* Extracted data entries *

= = = = =

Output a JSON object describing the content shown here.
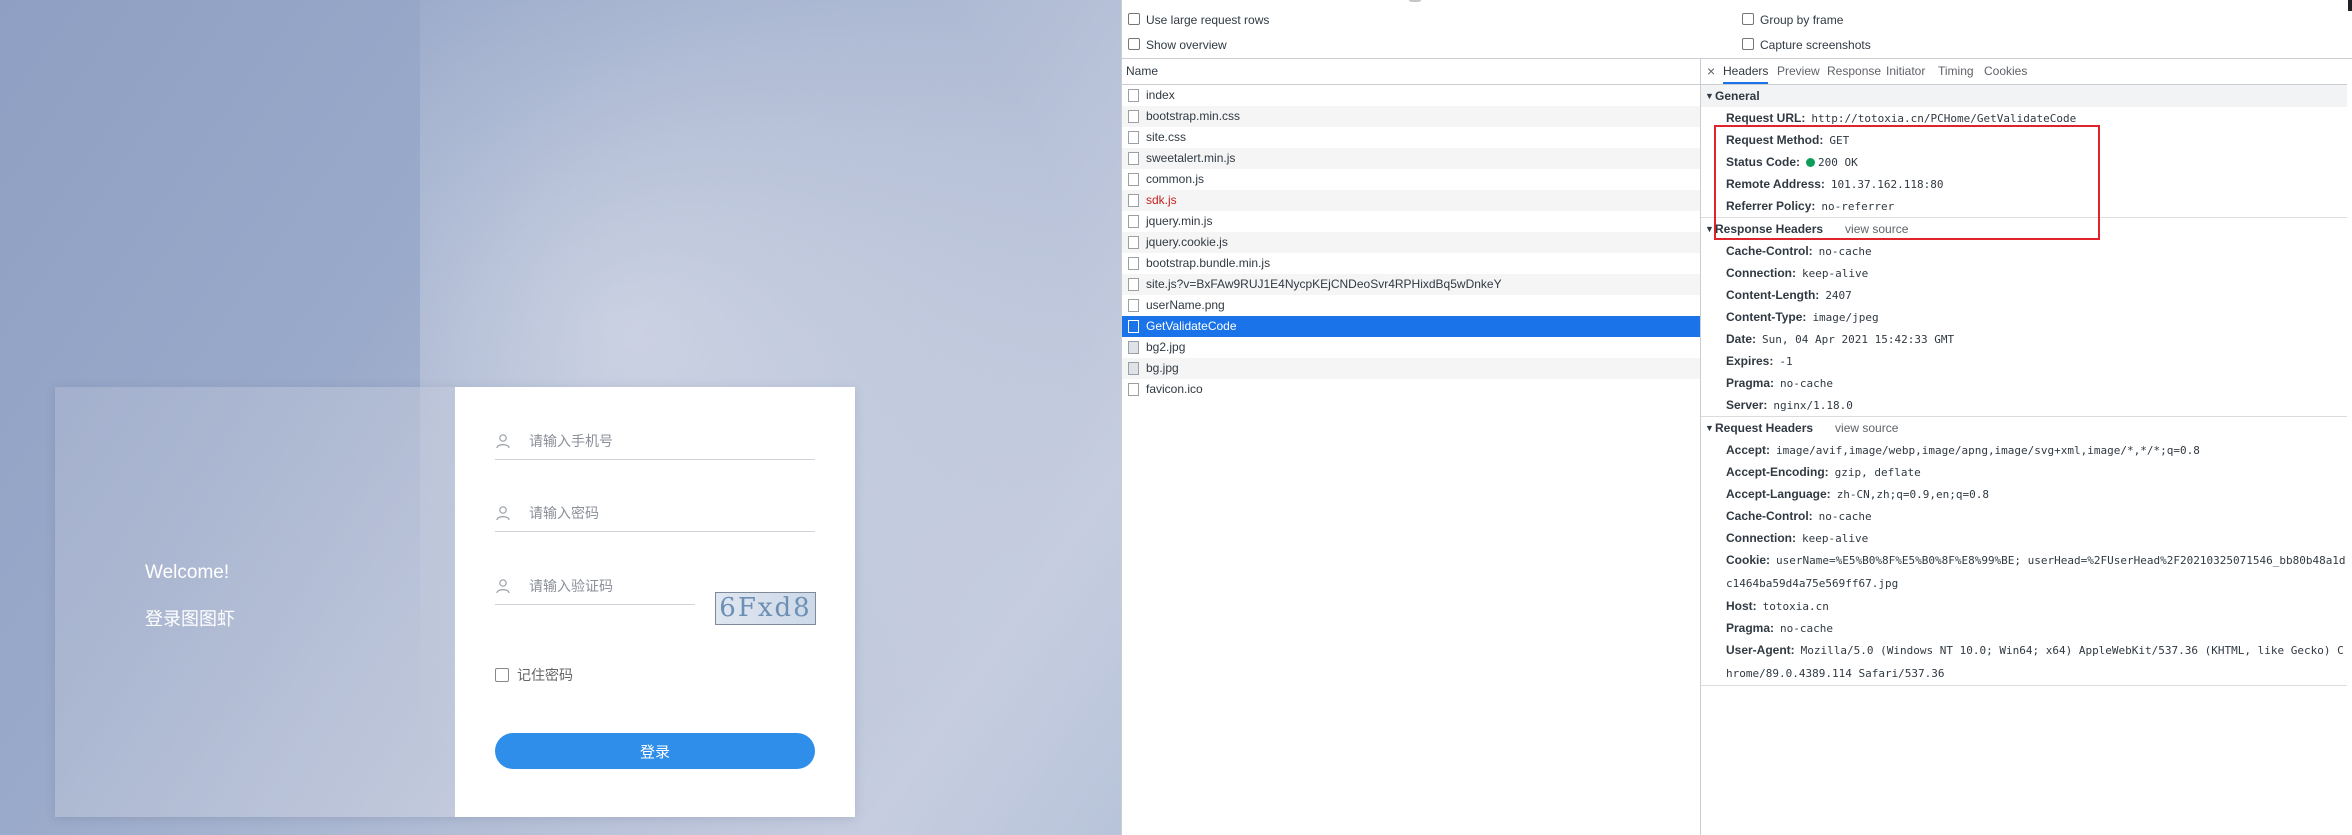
{
  "login": {
    "welcome_title": "Welcome!",
    "welcome_subtitle": "登录图图虾",
    "phone_placeholder": "请输入手机号",
    "password_placeholder": "请输入密码",
    "captcha_placeholder": "请输入验证码",
    "captcha_text": "6Fxd8",
    "remember_label": "记住密码",
    "login_button": "登录"
  },
  "devtools": {
    "options": {
      "large_rows": "Use large request rows",
      "show_overview": "Show overview",
      "group_by_frame": "Group by frame",
      "capture_screenshots": "Capture screenshots"
    },
    "name_header": "Name",
    "requests": [
      {
        "name": "index"
      },
      {
        "name": "bootstrap.min.css"
      },
      {
        "name": "site.css"
      },
      {
        "name": "sweetalert.min.js"
      },
      {
        "name": "common.js"
      },
      {
        "name": "sdk.js"
      },
      {
        "name": "jquery.min.js"
      },
      {
        "name": "jquery.cookie.js"
      },
      {
        "name": "bootstrap.bundle.min.js"
      },
      {
        "name": "site.js?v=BxFAw9RUJ1E4NycpKEjCNDeoSvr4RPHixdBq5wDnkeY"
      },
      {
        "name": "userName.png"
      },
      {
        "name": "GetValidateCode"
      },
      {
        "name": "bg2.jpg"
      },
      {
        "name": "bg.jpg"
      },
      {
        "name": "favicon.ico"
      }
    ],
    "tabs": {
      "close": "×",
      "headers": "Headers",
      "preview": "Preview",
      "response": "Response",
      "initiator": "Initiator",
      "timing": "Timing",
      "cookies": "Cookies"
    },
    "general": {
      "title": "General",
      "request_url_k": "Request URL:",
      "request_url_v": "http://totoxia.cn/PCHome/GetValidateCode",
      "method_k": "Request Method:",
      "method_v": "GET",
      "status_k": "Status Code:",
      "status_v": "200 OK",
      "remote_k": "Remote Address:",
      "remote_v": "101.37.162.118:80",
      "referrer_k": "Referrer Policy:",
      "referrer_v": "no-referrer"
    },
    "response_headers": {
      "title": "Response Headers",
      "view_source": "view source",
      "items": [
        {
          "k": "Cache-Control:",
          "v": "no-cache"
        },
        {
          "k": "Connection:",
          "v": "keep-alive"
        },
        {
          "k": "Content-Length:",
          "v": "2407"
        },
        {
          "k": "Content-Type:",
          "v": "image/jpeg"
        },
        {
          "k": "Date:",
          "v": "Sun, 04 Apr 2021 15:42:33 GMT"
        },
        {
          "k": "Expires:",
          "v": "-1"
        },
        {
          "k": "Pragma:",
          "v": "no-cache"
        },
        {
          "k": "Server:",
          "v": "nginx/1.18.0"
        }
      ]
    },
    "request_headers": {
      "title": "Request Headers",
      "view_source": "view source",
      "items": [
        {
          "k": "Accept:",
          "v": "image/avif,image/webp,image/apng,image/svg+xml,image/*,*/*;q=0.8"
        },
        {
          "k": "Accept-Encoding:",
          "v": "gzip, deflate"
        },
        {
          "k": "Accept-Language:",
          "v": "zh-CN,zh;q=0.9,en;q=0.8"
        },
        {
          "k": "Cache-Control:",
          "v": "no-cache"
        },
        {
          "k": "Connection:",
          "v": "keep-alive"
        },
        {
          "k": "Cookie:",
          "v": "userName=%E5%B0%8F%E5%B0%8F%E8%99%BE; userHead=%2FUserHead%2F20210325071546_bb80b48a1dc1464ba59d4a75e569ff67.jpg"
        },
        {
          "k": "Host:",
          "v": "totoxia.cn"
        },
        {
          "k": "Pragma:",
          "v": "no-cache"
        },
        {
          "k": "User-Agent:",
          "v": "Mozilla/5.0 (Windows NT 10.0; Win64; x64) AppleWebKit/537.36 (KHTML, like Gecko) Chrome/89.0.4389.114 Safari/537.36"
        }
      ]
    }
  }
}
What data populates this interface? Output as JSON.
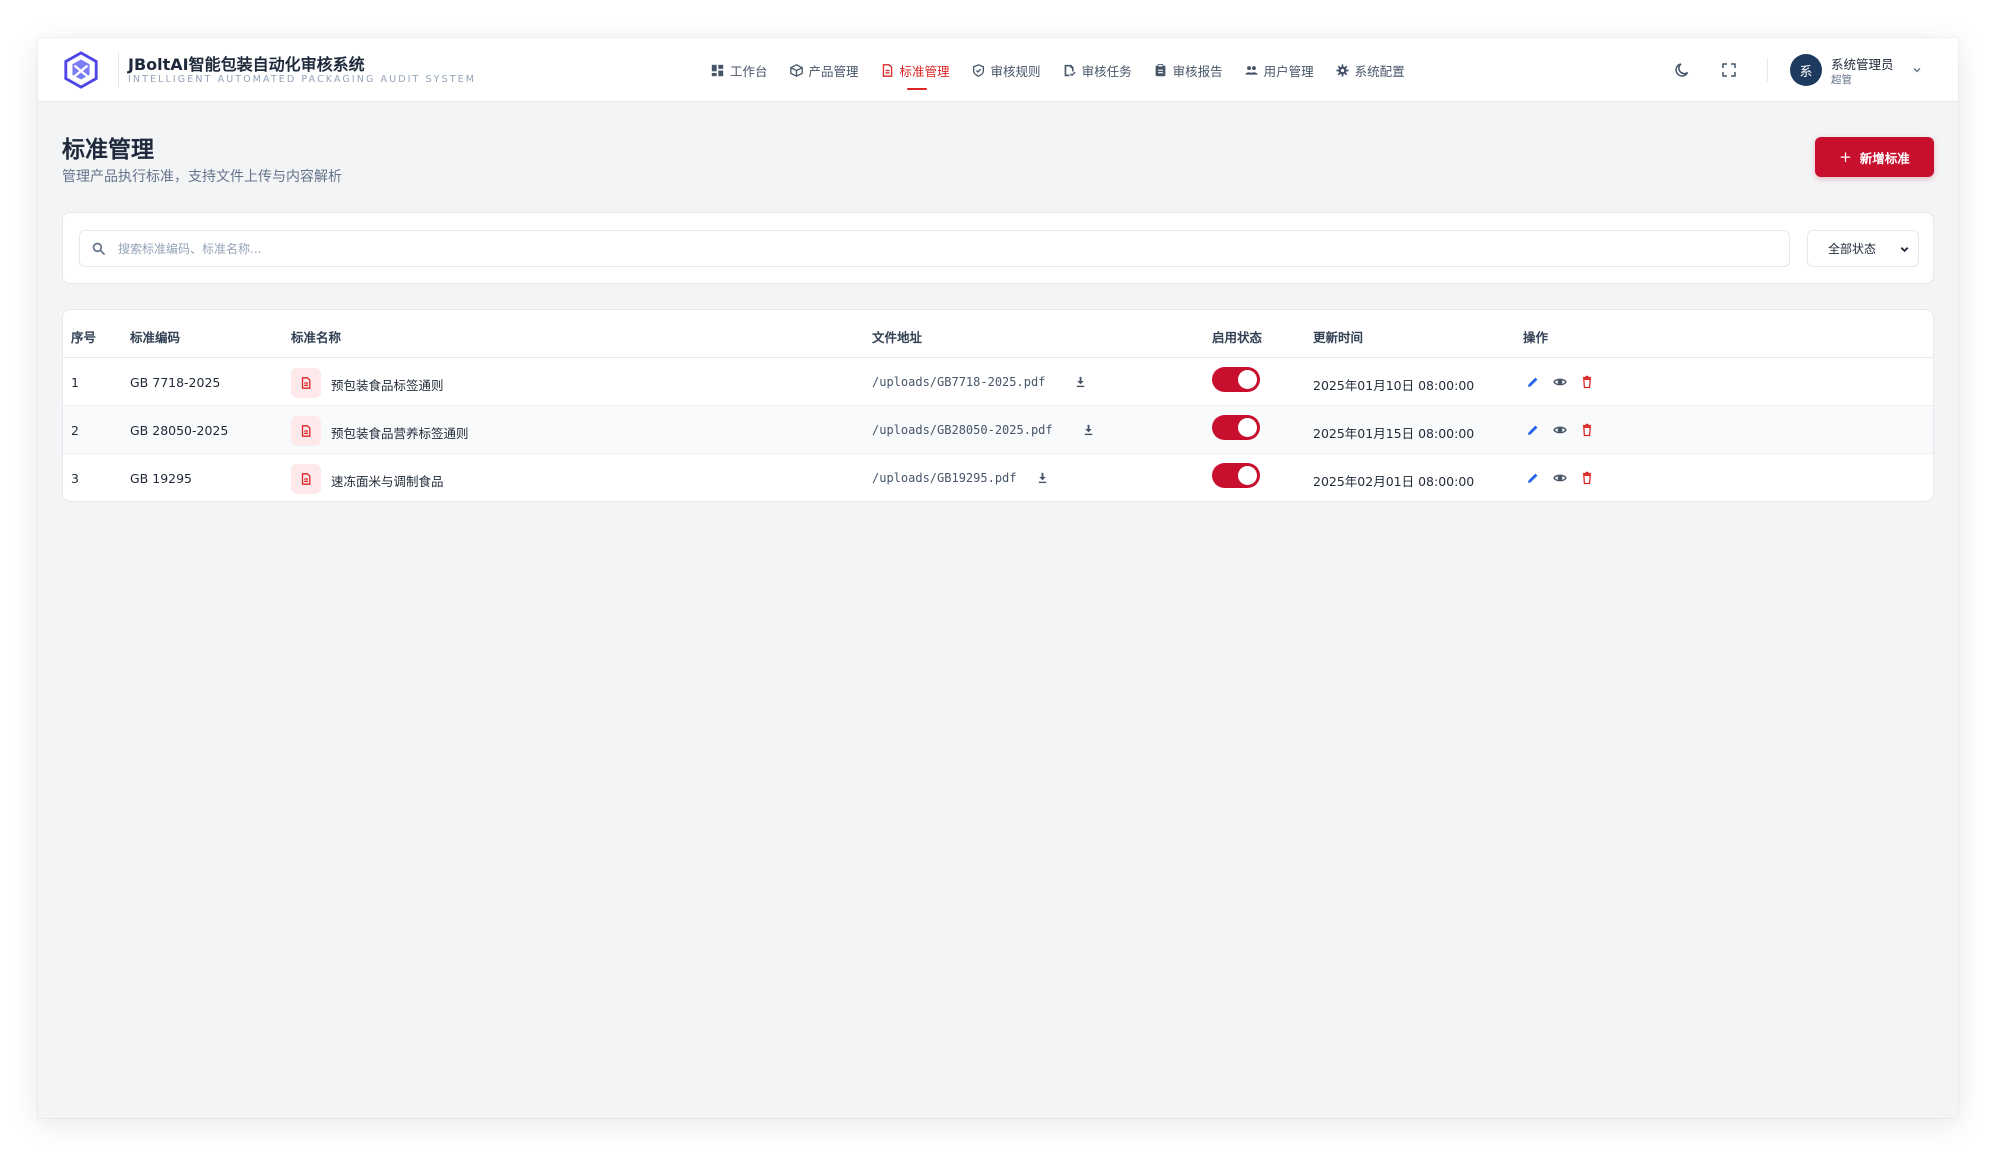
{
  "app": {
    "title": "JBoltAI智能包装自动化审核系统",
    "subtitle": "INTELLIGENT AUTOMATED PACKAGING AUDIT SYSTEM"
  },
  "nav": [
    {
      "label": "工作台",
      "icon": "dashboard-icon",
      "active": false
    },
    {
      "label": "产品管理",
      "icon": "box-icon",
      "active": false
    },
    {
      "label": "标准管理",
      "icon": "document-icon",
      "active": true
    },
    {
      "label": "审核规则",
      "icon": "shield-icon",
      "active": false
    },
    {
      "label": "审核任务",
      "icon": "task-icon",
      "active": false
    },
    {
      "label": "审核报告",
      "icon": "clipboard-icon",
      "active": false
    },
    {
      "label": "用户管理",
      "icon": "users-icon",
      "active": false
    },
    {
      "label": "系统配置",
      "icon": "gear-icon",
      "active": false
    }
  ],
  "user": {
    "avatar_text": "系",
    "name": "系统管理员",
    "role": "超管"
  },
  "page": {
    "title": "标准管理",
    "subtitle": "管理产品执行标准，支持文件上传与内容解析",
    "add_button": "新增标准"
  },
  "search": {
    "placeholder": "搜索标准编码、标准名称...",
    "value": ""
  },
  "status_filter": {
    "selected": "全部状态"
  },
  "table": {
    "headers": {
      "index": "序号",
      "code": "标准编码",
      "name": "标准名称",
      "path": "文件地址",
      "status": "启用状态",
      "updated": "更新时间",
      "actions": "操作"
    },
    "rows": [
      {
        "index": "1",
        "code": "GB 7718-2025",
        "name": "预包装食品标签通则",
        "path": "/uploads/GB7718-2025.pdf",
        "enabled": true,
        "updated": "2025年01月10日 08:00:00"
      },
      {
        "index": "2",
        "code": "GB 28050-2025",
        "name": "预包装食品营养标签通则",
        "path": "/uploads/GB28050-2025.pdf",
        "enabled": true,
        "updated": "2025年01月15日 08:00:00"
      },
      {
        "index": "3",
        "code": "GB 19295",
        "name": "速冻面米与调制食品",
        "path": "/uploads/GB19295.pdf",
        "enabled": true,
        "updated": "2025年02月01日 08:00:00"
      }
    ]
  },
  "colors": {
    "accent": "#c8102e",
    "brand": "#4f46e5",
    "avatar": "#1e3a5f",
    "edit": "#2563eb"
  }
}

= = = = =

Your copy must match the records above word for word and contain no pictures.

Output a JSON object describing the content shown here.
{
  "login": {
    "welcome_title": "Welcome!",
    "welcome_subtitle": "登录图图虾",
    "phone_placeholder": "请输入手机号",
    "password_placeholder": "请输入密码",
    "captcha_placeholder": "请输入验证码",
    "captcha_text": "6Fxd8",
    "remember_label": "记住密码",
    "login_button": "登录"
  },
  "devtools": {
    "options": {
      "large_rows": "Use large request rows",
      "show_overview": "Show overview",
      "group_by_frame": "Group by frame",
      "capture_screenshots": "Capture screenshots"
    },
    "name_header": "Name",
    "requests": [
      {
        "name": "index"
      },
      {
        "name": "bootstrap.min.css"
      },
      {
        "name": "site.css"
      },
      {
        "name": "sweetalert.min.js"
      },
      {
        "name": "common.js"
      },
      {
        "name": "sdk.js"
      },
      {
        "name": "jquery.min.js"
      },
      {
        "name": "jquery.cookie.js"
      },
      {
        "name": "bootstrap.bundle.min.js"
      },
      {
        "name": "site.js?v=BxFAw9RUJ1E4NycpKEjCNDeoSvr4RPHixdBq5wDnkeY"
      },
      {
        "name": "userName.png"
      },
      {
        "name": "GetValidateCode"
      },
      {
        "name": "bg2.jpg"
      },
      {
        "name": "bg.jpg"
      },
      {
        "name": "favicon.ico"
      }
    ],
    "tabs": {
      "close": "×",
      "headers": "Headers",
      "preview": "Preview",
      "response": "Response",
      "initiator": "Initiator",
      "timing": "Timing",
      "cookies": "Cookies"
    },
    "general": {
      "title": "General",
      "request_url_k": "Request URL:",
      "request_url_v": "http://totoxia.cn/PCHome/GetValidateCode",
      "method_k": "Request Method:",
      "method_v": "GET",
      "status_k": "Status Code:",
      "status_v": "200 OK",
      "remote_k": "Remote Address:",
      "remote_v": "101.37.162.118:80",
      "referrer_k": "Referrer Policy:",
      "referrer_v": "no-referrer"
    },
    "response_headers": {
      "title": "Response Headers",
      "view_source": "view source",
      "items": [
        {
          "k": "Cache-Control:",
          "v": "no-cache"
        },
        {
          "k": "Connection:",
          "v": "keep-alive"
        },
        {
          "k": "Content-Length:",
          "v": "2407"
        },
        {
          "k": "Content-Type:",
          "v": "image/jpeg"
        },
        {
          "k": "Date:",
          "v": "Sun, 04 Apr 2021 15:42:33 GMT"
        },
        {
          "k": "Expires:",
          "v": "-1"
        },
        {
          "k": "Pragma:",
          "v": "no-cache"
        },
        {
          "k": "Server:",
          "v": "nginx/1.18.0"
        }
      ]
    },
    "request_headers": {
      "title": "Request Headers",
      "view_source": "view source",
      "items": [
        {
          "k": "Accept:",
          "v": "image/avif,image/webp,image/apng,image/svg+xml,image/*,*/*;q=0.8"
        },
        {
          "k": "Accept-Encoding:",
          "v": "gzip, deflate"
        },
        {
          "k": "Accept-Language:",
          "v": "zh-CN,zh;q=0.9,en;q=0.8"
        },
        {
          "k": "Cache-Control:",
          "v": "no-cache"
        },
        {
          "k": "Connection:",
          "v": "keep-alive"
        },
        {
          "k": "Cookie:",
          "v": "userName=%E5%B0%8F%E5%B0%8F%E8%99%BE; userHead=%2FUserHead%2F20210325071546_bb80b48a1dc1464ba59d4a75e569ff67.jpg"
        },
        {
          "k": "Host:",
          "v": "totoxia.cn"
        },
        {
          "k": "Pragma:",
          "v": "no-cache"
        },
        {
          "k": "User-Agent:",
          "v": "Mozilla/5.0 (Windows NT 10.0; Win64; x64) AppleWebKit/537.36 (KHTML, like Gecko) Chrome/89.0.4389.114 Safari/537.36"
        }
      ]
    }
  }
}
What data populates this interface? Output as JSON.
{
  "app": {
    "title": "JBoltAI智能包装自动化审核系统",
    "subtitle": "INTELLIGENT AUTOMATED PACKAGING AUDIT SYSTEM"
  },
  "nav": [
    {
      "label": "工作台",
      "icon": "dashboard-icon",
      "active": false
    },
    {
      "label": "产品管理",
      "icon": "box-icon",
      "active": false
    },
    {
      "label": "标准管理",
      "icon": "document-icon",
      "active": true
    },
    {
      "label": "审核规则",
      "icon": "shield-icon",
      "active": false
    },
    {
      "label": "审核任务",
      "icon": "task-icon",
      "active": false
    },
    {
      "label": "审核报告",
      "icon": "clipboard-icon",
      "active": false
    },
    {
      "label": "用户管理",
      "icon": "users-icon",
      "active": false
    },
    {
      "label": "系统配置",
      "icon": "gear-icon",
      "active": false
    }
  ],
  "user": {
    "avatar_text": "系",
    "name": "系统管理员",
    "role": "超管"
  },
  "page": {
    "title": "标准管理",
    "subtitle": "管理产品执行标准，支持文件上传与内容解析",
    "add_button": "新增标准"
  },
  "search": {
    "placeholder": "搜索标准编码、标准名称...",
    "value": ""
  },
  "status_filter": {
    "selected": "全部状态"
  },
  "table": {
    "headers": {
      "index": "序号",
      "code": "标准编码",
      "name": "标准名称",
      "path": "文件地址",
      "status": "启用状态",
      "updated": "更新时间",
      "actions": "操作"
    },
    "rows": [
      {
        "index": "1",
        "code": "GB 7718-2025",
        "name": "预包装食品标签通则",
        "path": "/uploads/GB7718-2025.pdf",
        "enabled": true,
        "updated": "2025年01月10日 08:00:00"
      },
      {
        "index": "2",
        "code": "GB 28050-2025",
        "name": "预包装食品营养标签通则",
        "path": "/uploads/GB28050-2025.pdf",
        "enabled": true,
        "updated": "2025年01月15日 08:00:00"
      },
      {
        "index": "3",
        "code": "GB 19295",
        "name": "速冻面米与调制食品",
        "path": "/uploads/GB19295.pdf",
        "enabled": true,
        "updated": "2025年02月01日 08:00:00"
      }
    ]
  },
  "colors": {
    "accent": "#c8102e",
    "brand": "#4f46e5",
    "avatar": "#1e3a5f",
    "edit": "#2563eb"
  }
}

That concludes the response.